Recently, the Philadelphia Water Department (PWD) and the United States Geological Survey (USGS) have been working together to create and expand the water-quality monitoring network for the County of Philadelphia. The work entailed the creation of new gaging stations, resurrection of historical gaging stations and/or upgrades of existing gaging stations. This monitoring network is equipped with both water-quantity (water discharge and stage) and water-quality (pH, specific conductance, dissolved oxygen (DO), temperature, and in some cases, turbidity) measurement equipment that report data in near real time (within hours).

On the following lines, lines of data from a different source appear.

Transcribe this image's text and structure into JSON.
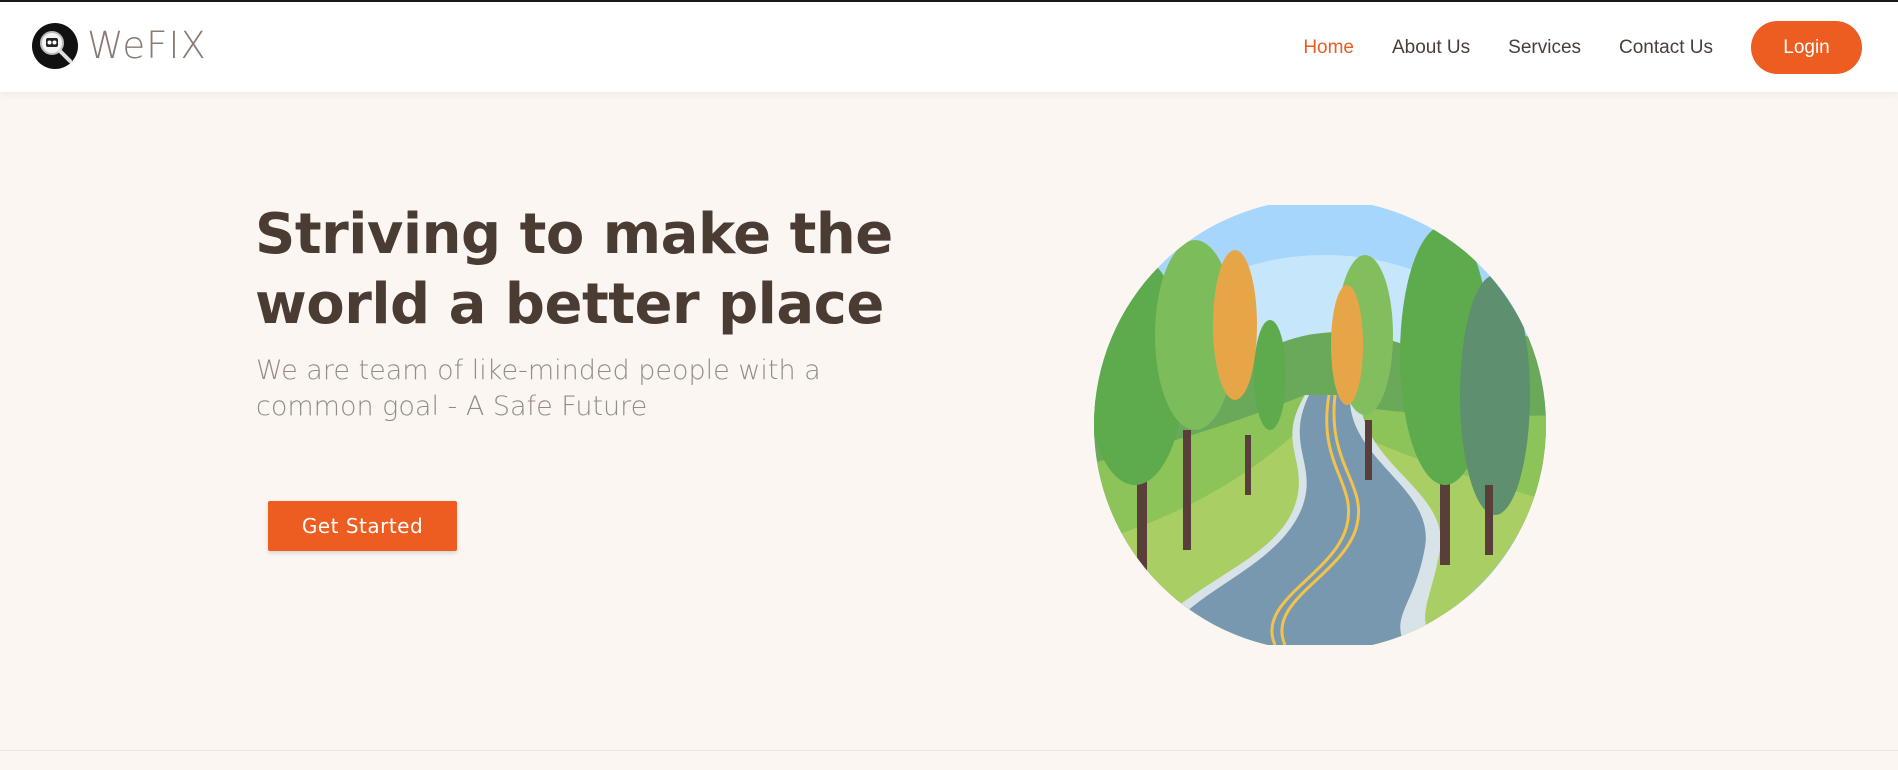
{
  "brand": {
    "name": "WeFIX",
    "logo_icon": "magnifier-logo-icon"
  },
  "nav": {
    "links": [
      {
        "label": "Home",
        "active": true
      },
      {
        "label": "About Us",
        "active": false
      },
      {
        "label": "Services",
        "active": false
      },
      {
        "label": "Contact Us",
        "active": false
      }
    ],
    "login_label": "Login"
  },
  "hero": {
    "title_line1": "Striving to make the",
    "title_line2": "world a better place",
    "subtitle_line1": "We are team of like-minded people with a",
    "subtitle_line2": "common goal - A Safe Future",
    "cta_label": "Get Started",
    "illustration": "winding-road-trees-illustration"
  },
  "colors": {
    "accent": "#ed5c20",
    "heading": "#4a3b33",
    "subtext": "#968a84",
    "background": "#fcf6f2"
  }
}
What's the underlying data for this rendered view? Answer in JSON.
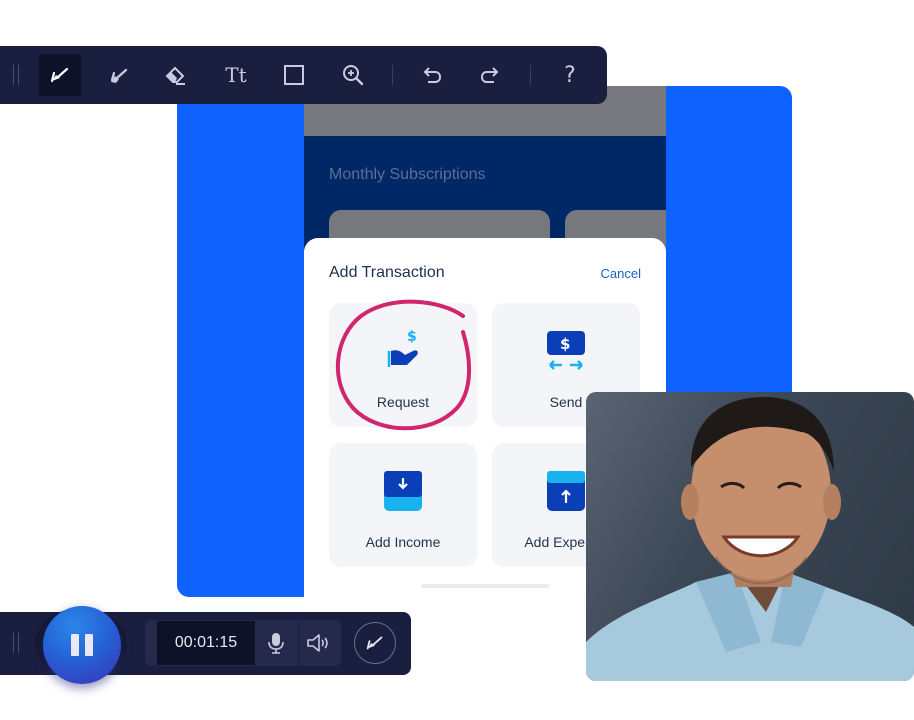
{
  "toolbar": {
    "tools": [
      {
        "name": "pen",
        "icon": "pen-icon",
        "active": true
      },
      {
        "name": "highlighter",
        "icon": "highlighter-icon",
        "active": false
      },
      {
        "name": "eraser",
        "icon": "eraser-icon",
        "active": false
      },
      {
        "name": "text",
        "icon": "text-icon",
        "label": "Tt",
        "active": false
      },
      {
        "name": "rectangle",
        "icon": "rectangle-icon",
        "active": false
      },
      {
        "name": "zoom",
        "icon": "zoom-in-icon",
        "active": false
      },
      {
        "name": "undo",
        "icon": "undo-icon",
        "active": false
      },
      {
        "name": "redo",
        "icon": "redo-icon",
        "active": false
      },
      {
        "name": "help",
        "icon": "help-icon",
        "label": "?",
        "active": false
      }
    ]
  },
  "app": {
    "section_title": "Monthly Subscriptions",
    "modal": {
      "title": "Add Transaction",
      "cancel_label": "Cancel",
      "tiles": [
        {
          "label": "Request",
          "icon": "request-money-icon"
        },
        {
          "label": "Send",
          "icon": "send-money-icon"
        },
        {
          "label": "Add Income",
          "icon": "add-income-icon"
        },
        {
          "label": "Add Expense",
          "icon": "add-expense-icon"
        }
      ]
    },
    "colors": {
      "backdrop_blue": "#0f62fe",
      "navy": "#002766",
      "annotation": "#d1256e",
      "icon_dark": "#0a3fb8",
      "icon_light": "#19b2f0"
    }
  },
  "recorder": {
    "timer": "00:01:15",
    "pause_icon": "pause-icon",
    "mic_icon": "microphone-icon",
    "volume_icon": "speaker-icon",
    "draw_icon": "pen-icon"
  },
  "webcam": {
    "description": "Smiling man in light blue denim shirt against dark gray background"
  }
}
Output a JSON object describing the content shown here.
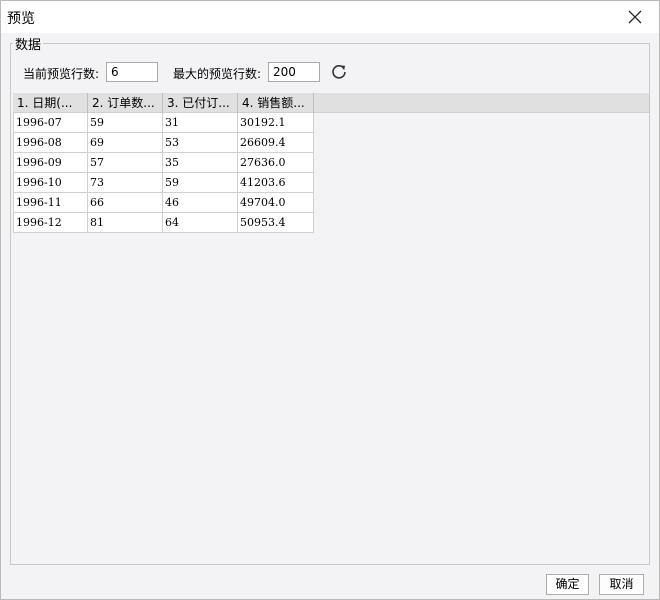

Two gaging stations in each watershed were strategically positioned to monitor water quantity and quality entering and exiting the City's watersheds. Gaging stations were placed at/near the county border and at the furthest downstream location with no tidal influence. Data from these gaging stations will allow PWD scientists and engineers to monitor spatial and temporal water quality/quantity trends in the City in support of watershed restoration initiatives occurring within the City. In addition, the "color coding" (red, yellow, green) of various water-quality parameters will allow scientists at a glance to monitor the aquatic health of our riverine systems on a daily basis and provide a yearly aquatic health report card to PWD, state, federal, and local watershed groups/agencies. Lastly, these stations will be used as PWD's long-term wet-weather monitoring stations, building upon the extensive period of flow and continuous water-chemistry records.